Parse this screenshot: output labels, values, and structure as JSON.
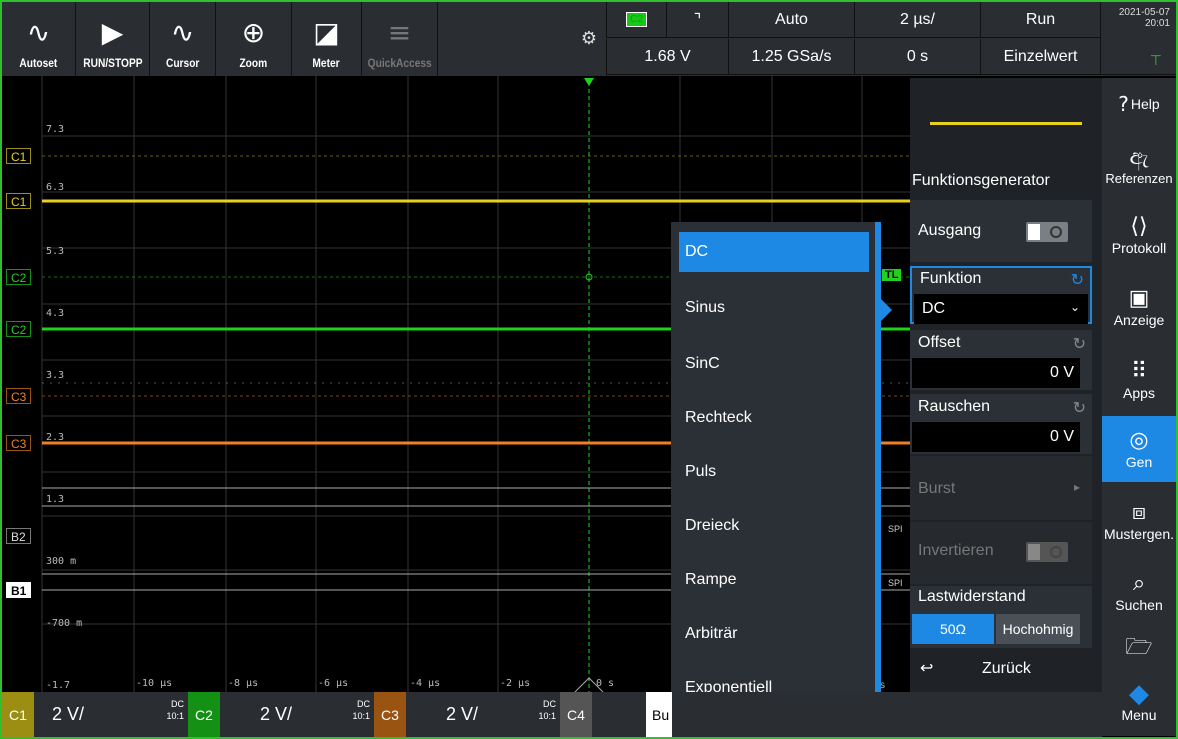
{
  "toolbar": {
    "buttons": [
      {
        "label": "Autoset",
        "icon": "autoset-icon"
      },
      {
        "label": "RUN/STOPP",
        "icon": "play-icon"
      },
      {
        "label": "Cursor",
        "icon": "cursor-icon"
      },
      {
        "label": "Zoom",
        "icon": "zoom-icon"
      },
      {
        "label": "Meter",
        "icon": "meter-icon"
      },
      {
        "label": "QuickAccess",
        "icon": "quickaccess-icon"
      }
    ]
  },
  "status": {
    "trigger_source": "C2",
    "trigger_slope": "⌝",
    "trigger_mode": "Auto",
    "time_scale": "2 µs/",
    "run_state": "Run",
    "trigger_level": "1.68 V",
    "sample_rate": "1.25 GSa/s",
    "time_offset": "0 s",
    "acq_mode": "Einzelwert",
    "date": "2021-05-07",
    "time": "20:01"
  },
  "grid": {
    "y_labels": [
      "7.3",
      "6.3",
      "5.3",
      "4.3",
      "3.3",
      "2.3",
      "1.3",
      "300 m",
      "-700 m",
      "-1.7"
    ],
    "x_labels": [
      "-10 µs",
      "-8 µs",
      "-6 µs",
      "-4 µs",
      "-2 µs",
      "0 s"
    ],
    "channel_markers": [
      "C1",
      "C1",
      "C2",
      "C2",
      "C3",
      "C3",
      "B2",
      "B1"
    ],
    "side_tags": [
      "TL",
      "SPI",
      "SPI",
      "s"
    ]
  },
  "dropdown": {
    "items": [
      "DC",
      "Sinus",
      "SinC",
      "Rechteck",
      "Puls",
      "Dreieck",
      "Rampe",
      "Arbiträr",
      "Exponentiell"
    ],
    "selected": "DC"
  },
  "panel": {
    "title": "Funktionsgenerator",
    "ausgang_label": "Ausgang",
    "funktion_label": "Funktion",
    "funktion_value": "DC",
    "offset_label": "Offset",
    "offset_value": "0 V",
    "rauschen_label": "Rauschen",
    "rauschen_value": "0 V",
    "burst_label": "Burst",
    "invertieren_label": "Invertieren",
    "lastwiderstand_label": "Lastwiderstand",
    "last_options": [
      "50Ω",
      "Hochohmig"
    ],
    "back_label": "Zurück"
  },
  "nav": {
    "items": [
      {
        "label": "Help",
        "icon": "help-icon"
      },
      {
        "label": "Referenzen",
        "icon": "reference-icon"
      },
      {
        "label": "Protokoll",
        "icon": "protocol-icon"
      },
      {
        "label": "Anzeige",
        "icon": "display-icon"
      },
      {
        "label": "Apps",
        "icon": "apps-icon"
      },
      {
        "label": "Gen",
        "icon": "generator-icon"
      },
      {
        "label": "Mustergen.",
        "icon": "pattern-generator-icon"
      },
      {
        "label": "Suchen",
        "icon": "search-icon"
      },
      {
        "label": "",
        "icon": "folder-icon"
      },
      {
        "label": "Menu",
        "icon": "rs-logo-icon"
      }
    ],
    "active": "Gen"
  },
  "bottom": {
    "channels": [
      {
        "name": "C1",
        "scale": "2 V/",
        "coupling": "DC",
        "probe": "10:1"
      },
      {
        "name": "C2",
        "scale": "2 V/",
        "coupling": "DC",
        "probe": "10:1"
      },
      {
        "name": "C3",
        "scale": "2 V/",
        "coupling": "DC",
        "probe": "10:1"
      },
      {
        "name": "C4",
        "scale": "",
        "coupling": "",
        "probe": ""
      }
    ],
    "bus_label": "Bu"
  },
  "colors": {
    "c1": "#e8d020",
    "c2": "#1ed21e",
    "c3": "#f08020",
    "accent": "#1e88e5",
    "frame": "#2fbf2f"
  }
}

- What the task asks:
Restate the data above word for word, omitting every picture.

- Exercise result:
Parse this screenshot: output labels, values, and structure as JSON.
{
  "toolbar": {
    "buttons": [
      {
        "label": "Autoset",
        "icon": "autoset-icon"
      },
      {
        "label": "RUN/STOPP",
        "icon": "play-icon"
      },
      {
        "label": "Cursor",
        "icon": "cursor-icon"
      },
      {
        "label": "Zoom",
        "icon": "zoom-icon"
      },
      {
        "label": "Meter",
        "icon": "meter-icon"
      },
      {
        "label": "QuickAccess",
        "icon": "quickaccess-icon"
      }
    ]
  },
  "status": {
    "trigger_source": "C2",
    "trigger_slope": "⌝",
    "trigger_mode": "Auto",
    "time_scale": "2 µs/",
    "run_state": "Run",
    "trigger_level": "1.68 V",
    "sample_rate": "1.25 GSa/s",
    "time_offset": "0 s",
    "acq_mode": "Einzelwert",
    "date": "2021-05-07",
    "time": "20:01"
  },
  "grid": {
    "y_labels": [
      "7.3",
      "6.3",
      "5.3",
      "4.3",
      "3.3",
      "2.3",
      "1.3",
      "300 m",
      "-700 m",
      "-1.7"
    ],
    "x_labels": [
      "-10 µs",
      "-8 µs",
      "-6 µs",
      "-4 µs",
      "-2 µs",
      "0 s"
    ],
    "channel_markers": [
      "C1",
      "C1",
      "C2",
      "C2",
      "C3",
      "C3",
      "B2",
      "B1"
    ],
    "side_tags": [
      "TL",
      "SPI",
      "SPI",
      "s"
    ]
  },
  "dropdown": {
    "items": [
      "DC",
      "Sinus",
      "SinC",
      "Rechteck",
      "Puls",
      "Dreieck",
      "Rampe",
      "Arbiträr",
      "Exponentiell"
    ],
    "selected": "DC"
  },
  "panel": {
    "title": "Funktionsgenerator",
    "ausgang_label": "Ausgang",
    "funktion_label": "Funktion",
    "funktion_value": "DC",
    "offset_label": "Offset",
    "offset_value": "0 V",
    "rauschen_label": "Rauschen",
    "rauschen_value": "0 V",
    "burst_label": "Burst",
    "invertieren_label": "Invertieren",
    "lastwiderstand_label": "Lastwiderstand",
    "last_options": [
      "50Ω",
      "Hochohmig"
    ],
    "back_label": "Zurück"
  },
  "nav": {
    "items": [
      {
        "label": "Help",
        "icon": "help-icon"
      },
      {
        "label": "Referenzen",
        "icon": "reference-icon"
      },
      {
        "label": "Protokoll",
        "icon": "protocol-icon"
      },
      {
        "label": "Anzeige",
        "icon": "display-icon"
      },
      {
        "label": "Apps",
        "icon": "apps-icon"
      },
      {
        "label": "Gen",
        "icon": "generator-icon"
      },
      {
        "label": "Mustergen.",
        "icon": "pattern-generator-icon"
      },
      {
        "label": "Suchen",
        "icon": "search-icon"
      },
      {
        "label": "",
        "icon": "folder-icon"
      },
      {
        "label": "Menu",
        "icon": "rs-logo-icon"
      }
    ],
    "active": "Gen"
  },
  "bottom": {
    "channels": [
      {
        "name": "C1",
        "scale": "2 V/",
        "coupling": "DC",
        "probe": "10:1"
      },
      {
        "name": "C2",
        "scale": "2 V/",
        "coupling": "DC",
        "probe": "10:1"
      },
      {
        "name": "C3",
        "scale": "2 V/",
        "coupling": "DC",
        "probe": "10:1"
      },
      {
        "name": "C4",
        "scale": "",
        "coupling": "",
        "probe": ""
      }
    ],
    "bus_label": "Bu"
  },
  "colors": {
    "c1": "#e8d020",
    "c2": "#1ed21e",
    "c3": "#f08020",
    "accent": "#1e88e5",
    "frame": "#2fbf2f"
  }
}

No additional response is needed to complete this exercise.